ACTIVITY:
Word for word, reproduce each entry.

Dataset rows describing interfaces:
= = = = = = =
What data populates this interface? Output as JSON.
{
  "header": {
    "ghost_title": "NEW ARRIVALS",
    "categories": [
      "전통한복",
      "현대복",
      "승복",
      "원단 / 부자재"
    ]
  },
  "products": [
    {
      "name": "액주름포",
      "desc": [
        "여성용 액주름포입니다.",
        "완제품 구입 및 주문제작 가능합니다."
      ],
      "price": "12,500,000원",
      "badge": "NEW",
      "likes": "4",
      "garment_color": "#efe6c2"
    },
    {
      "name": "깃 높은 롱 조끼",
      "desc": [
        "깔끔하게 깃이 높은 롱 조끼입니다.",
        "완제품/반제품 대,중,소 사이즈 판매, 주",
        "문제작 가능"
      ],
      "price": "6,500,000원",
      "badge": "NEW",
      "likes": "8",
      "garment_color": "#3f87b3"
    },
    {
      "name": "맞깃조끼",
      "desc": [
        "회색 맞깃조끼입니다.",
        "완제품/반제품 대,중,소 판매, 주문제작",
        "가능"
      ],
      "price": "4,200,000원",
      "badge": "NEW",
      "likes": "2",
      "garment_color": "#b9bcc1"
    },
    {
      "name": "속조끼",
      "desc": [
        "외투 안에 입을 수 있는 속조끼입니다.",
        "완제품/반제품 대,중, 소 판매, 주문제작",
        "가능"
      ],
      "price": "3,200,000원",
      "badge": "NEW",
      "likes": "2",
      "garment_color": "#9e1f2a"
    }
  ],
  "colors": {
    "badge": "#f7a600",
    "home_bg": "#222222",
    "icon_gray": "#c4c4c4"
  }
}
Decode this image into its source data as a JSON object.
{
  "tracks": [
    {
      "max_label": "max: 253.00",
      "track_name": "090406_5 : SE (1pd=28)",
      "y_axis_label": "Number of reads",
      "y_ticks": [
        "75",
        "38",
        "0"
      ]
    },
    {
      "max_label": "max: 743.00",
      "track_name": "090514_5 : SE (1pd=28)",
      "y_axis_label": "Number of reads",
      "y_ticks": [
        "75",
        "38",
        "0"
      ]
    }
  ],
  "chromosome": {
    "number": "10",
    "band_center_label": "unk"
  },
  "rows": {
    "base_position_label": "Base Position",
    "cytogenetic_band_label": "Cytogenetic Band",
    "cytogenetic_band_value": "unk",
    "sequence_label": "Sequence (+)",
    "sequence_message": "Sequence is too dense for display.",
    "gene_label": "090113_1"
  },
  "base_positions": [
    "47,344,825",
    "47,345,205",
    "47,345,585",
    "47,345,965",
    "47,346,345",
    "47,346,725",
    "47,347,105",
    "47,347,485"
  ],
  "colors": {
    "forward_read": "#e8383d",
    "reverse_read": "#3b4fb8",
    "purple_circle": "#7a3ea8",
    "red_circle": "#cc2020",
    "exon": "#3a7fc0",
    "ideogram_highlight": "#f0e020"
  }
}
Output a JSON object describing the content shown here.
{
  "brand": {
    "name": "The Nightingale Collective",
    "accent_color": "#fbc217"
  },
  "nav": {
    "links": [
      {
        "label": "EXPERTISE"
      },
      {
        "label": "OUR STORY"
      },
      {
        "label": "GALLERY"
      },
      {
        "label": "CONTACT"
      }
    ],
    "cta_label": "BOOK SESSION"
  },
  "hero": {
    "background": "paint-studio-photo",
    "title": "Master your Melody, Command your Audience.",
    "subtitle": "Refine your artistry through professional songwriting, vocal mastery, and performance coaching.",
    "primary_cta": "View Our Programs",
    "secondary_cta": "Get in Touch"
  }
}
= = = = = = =
ANSWER BOX:
What data populates this interface? Output as JSON.
{
  "header": {
    "ghost_title": "NEW ARRIVALS",
    "categories": [
      "전통한복",
      "현대복",
      "승복",
      "원단 / 부자재"
    ]
  },
  "products": [
    {
      "name": "액주름포",
      "desc": [
        "여성용 액주름포입니다.",
        "완제품 구입 및 주문제작 가능합니다."
      ],
      "price": "12,500,000원",
      "badge": "NEW",
      "likes": "4",
      "garment_color": "#efe6c2"
    },
    {
      "name": "깃 높은 롱 조끼",
      "desc": [
        "깔끔하게 깃이 높은 롱 조끼입니다.",
        "완제품/반제품 대,중,소 사이즈 판매, 주",
        "문제작 가능"
      ],
      "price": "6,500,000원",
      "badge": "NEW",
      "likes": "8",
      "garment_color": "#3f87b3"
    },
    {
      "name": "맞깃조끼",
      "desc": [
        "회색 맞깃조끼입니다.",
        "완제품/반제품 대,중,소 판매, 주문제작",
        "가능"
      ],
      "price": "4,200,000원",
      "badge": "NEW",
      "likes": "2",
      "garment_color": "#b9bcc1"
    },
    {
      "name": "속조끼",
      "desc": [
        "외투 안에 입을 수 있는 속조끼입니다.",
        "완제품/반제품 대,중, 소 판매, 주문제작",
        "가능"
      ],
      "price": "3,200,000원",
      "badge": "NEW",
      "likes": "2",
      "garment_color": "#9e1f2a"
    }
  ],
  "colors": {
    "badge": "#f7a600",
    "home_bg": "#222222",
    "icon_gray": "#c4c4c4"
  }
}
Decode this image into its source data as a JSON object.
{
  "tracks": [
    {
      "max_label": "max: 253.00",
      "track_name": "090406_5 : SE (1pd=28)",
      "y_axis_label": "Number of reads",
      "y_ticks": [
        "75",
        "38",
        "0"
      ]
    },
    {
      "max_label": "max: 743.00",
      "track_name": "090514_5 : SE (1pd=28)",
      "y_axis_label": "Number of reads",
      "y_ticks": [
        "75",
        "38",
        "0"
      ]
    }
  ],
  "chromosome": {
    "number": "10",
    "band_center_label": "unk"
  },
  "rows": {
    "base_position_label": "Base Position",
    "cytogenetic_band_label": "Cytogenetic Band",
    "cytogenetic_band_value": "unk",
    "sequence_label": "Sequence (+)",
    "sequence_message": "Sequence is too dense for display.",
    "gene_label": "090113_1"
  },
  "base_positions": [
    "47,344,825",
    "47,345,205",
    "47,345,585",
    "47,345,965",
    "47,346,345",
    "47,346,725",
    "47,347,105",
    "47,347,485"
  ],
  "colors": {
    "forward_read": "#e8383d",
    "reverse_read": "#3b4fb8",
    "purple_circle": "#7a3ea8",
    "red_circle": "#cc2020",
    "exon": "#3a7fc0",
    "ideogram_highlight": "#f0e020"
  }
}
Output a JSON object describing the content shown here.
{
  "brand": {
    "name": "The Nightingale Collective",
    "accent_color": "#fbc217"
  },
  "nav": {
    "links": [
      {
        "label": "EXPERTISE"
      },
      {
        "label": "OUR STORY"
      },
      {
        "label": "GALLERY"
      },
      {
        "label": "CONTACT"
      }
    ],
    "cta_label": "BOOK SESSION"
  },
  "hero": {
    "background": "paint-studio-photo",
    "title": "Master your Melody, Command your Audience.",
    "subtitle": "Refine your artistry through professional songwriting, vocal mastery, and performance coaching.",
    "primary_cta": "View Our Programs",
    "secondary_cta": "Get in Touch"
  }
}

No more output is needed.